Bumper harvest of what to read in business
BUSINESS has never been so interesting or so relevant as it is today. This has lead to a bumper harvest of excellent books about the world of business both here and overseas.
Next week we will bring you a list of 10 Irish business books which are among the pick of 2010. This week, we include highlights from a list by Bloomberg art critic James Pressley on his favourite business books.
- 'Adam Smith' by Nicholas Phillipson (Yale/Allen Lane). This "intellectual biography" documents how Smith's 'The Wealth of Nations' grew out of the Scottish Enlightenment.
- 'Aftershock' by Robert B Reich (Knopf). The former US labour secretary explores how 30 years of growing income inequality helped bring on the Great Recession.
- 'American Colossus' by HW Brands (Doubleday). A big, brash narrative history that shows how capitalism triumphed over democracy between 1865 and 1900.
- 'The Big Short' by Michael Lewis (Norton/Allen Lane). The author of 'Liar's Poker' tells the story of a loner with a glass eye who shorted the subprime market.
- 'Broke, USA' by Gary Rivlin (HarperBusiness). Rivlin, a tireless reporter, takes a queasy journey through what he calls "Poverty Inc" where the rich get richer by lending to the working poor.
- 'Chasing Goldman Sachs' by Suzanne McGee (Crown Business). A disturbing account of how Goldman Sachs became a successful pied piper, luring rival banks down a path to destruction.

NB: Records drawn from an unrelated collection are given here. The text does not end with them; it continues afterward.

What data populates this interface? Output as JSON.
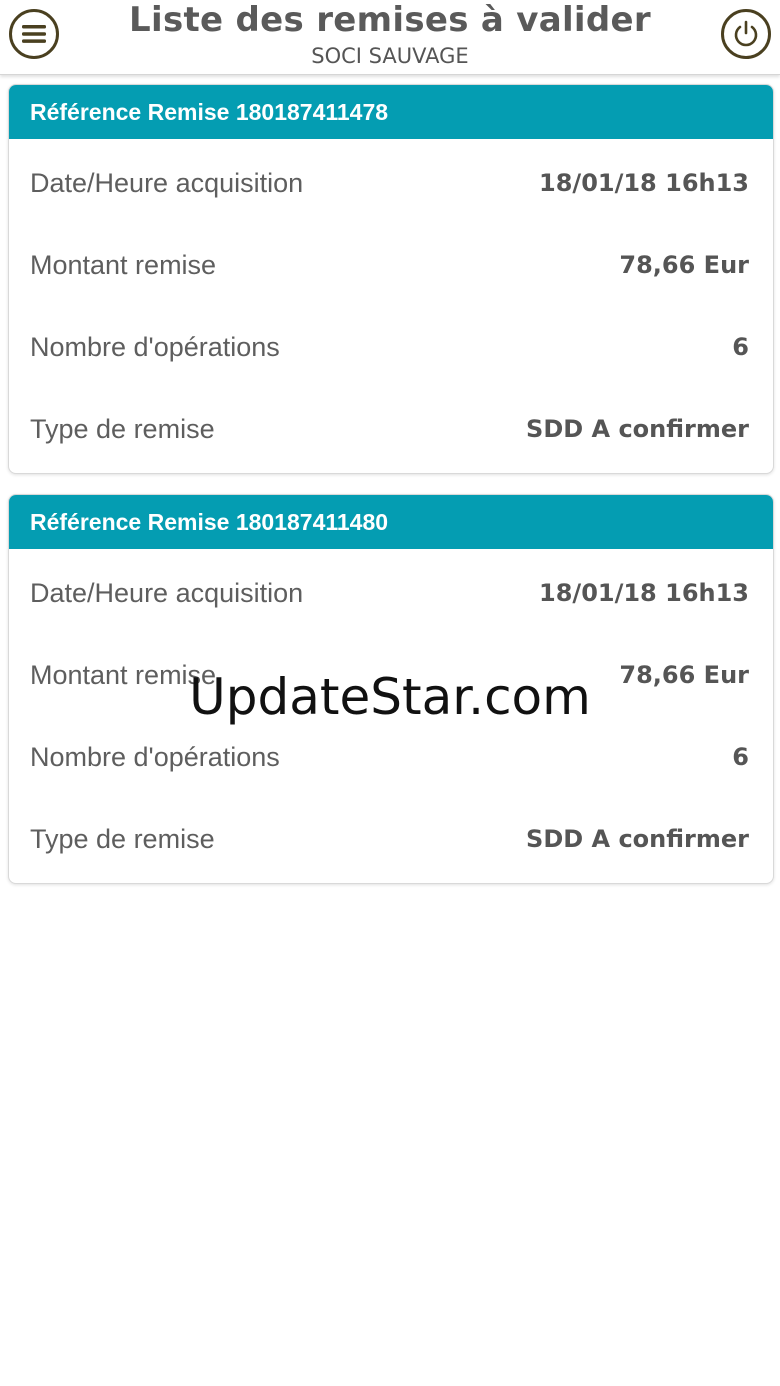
{
  "header": {
    "title": "Liste des remises à valider",
    "subtitle": "SOCI SAUVAGE",
    "menu_icon": "menu-icon",
    "power_icon": "power-icon"
  },
  "remises": [
    {
      "header": "Référence Remise 180187411478",
      "rows": [
        {
          "label": "Date/Heure acquisition",
          "value": "18/01/18 16h13"
        },
        {
          "label": "Montant remise",
          "value": "78,66 Eur"
        },
        {
          "label": "Nombre d'opérations",
          "value": "6"
        },
        {
          "label": "Type de remise",
          "value": "SDD A confirmer"
        }
      ]
    },
    {
      "header": "Référence Remise 180187411480",
      "rows": [
        {
          "label": "Date/Heure acquisition",
          "value": "18/01/18 16h13"
        },
        {
          "label": "Montant remise",
          "value": "78,66 Eur"
        },
        {
          "label": "Nombre d'opérations",
          "value": "6"
        },
        {
          "label": "Type de remise",
          "value": "SDD A confirmer"
        }
      ]
    }
  ],
  "watermark": "UpdateStar.com",
  "colors": {
    "accent": "#049db2",
    "icon": "#4a4020"
  }
}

- 'Crisis Economics' by Nouriel Roubini and Stephen Mihm (Penguin Press/Allen Lane). The prescient New York University professor explains why booms and busts occur.

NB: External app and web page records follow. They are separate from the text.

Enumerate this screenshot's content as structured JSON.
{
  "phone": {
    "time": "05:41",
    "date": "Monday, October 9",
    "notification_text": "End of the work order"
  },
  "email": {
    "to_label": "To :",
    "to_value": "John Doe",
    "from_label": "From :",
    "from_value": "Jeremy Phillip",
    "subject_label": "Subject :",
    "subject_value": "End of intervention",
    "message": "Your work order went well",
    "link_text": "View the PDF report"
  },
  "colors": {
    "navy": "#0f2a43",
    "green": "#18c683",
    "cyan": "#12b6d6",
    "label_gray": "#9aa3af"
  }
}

- 'Diary of a Very Bad Year' by Anonymous Hedge Fund Manager, n+1 and Keith Gessen (Harper Perennial). Gessen, a founding editor of literary magazine 'n+1', presents an arresting clutch of interviews that he says he conducted with an anonymous hedge-fund manager during the crisis.
- 'The End of Wall Street' by Roger Lowenstein (Penguin Press). Lowenstein reports on what he calls "the mother of all bubbles".
- 'The Facebook Effect' by David Kirkpatrick (Simon & Schuster). An engrossing and fair history of how Mark Zuckerberg built the social-networking website.
- 'High Financier' by Niall Ferguson (Penguin Press/Allen Lane). The Harvard historian presents a fresh assessment of how and why Siegmund Warburg rose to fame in post-war London.
- 'The Invisible Hands' by Steven Drobny (Wiley). The co-founder of Drobny Global Advisors frets that taxpayers may end up bailing out pension plans. He blames Harvard's class of '69.
- 'No One Would Listen' by Harry Markopolos (Wiley). A first-person account of the struggle to convince the Securities and Exchange Commission that Bernard Madoff's returns were mathematically impossible.
- 'The Quants' by Scott Patterson (Crown Business). A behind-the-scenes look at the turbulent lives of four quants, including Ken Griffin.
- 'The Sugar King of Havana' by John Paul Rathbone (Penguin Press). An evocative mixture of history and memoir that traces the rise and fall of Cuban sugar magnate Julio Lobo.
- 'The Zeroes' by Randall Lane (Portfolio). A farcical memoir of the financial bubble as seen by the creator of 'Trader Monthly' and 'Dealmaker'.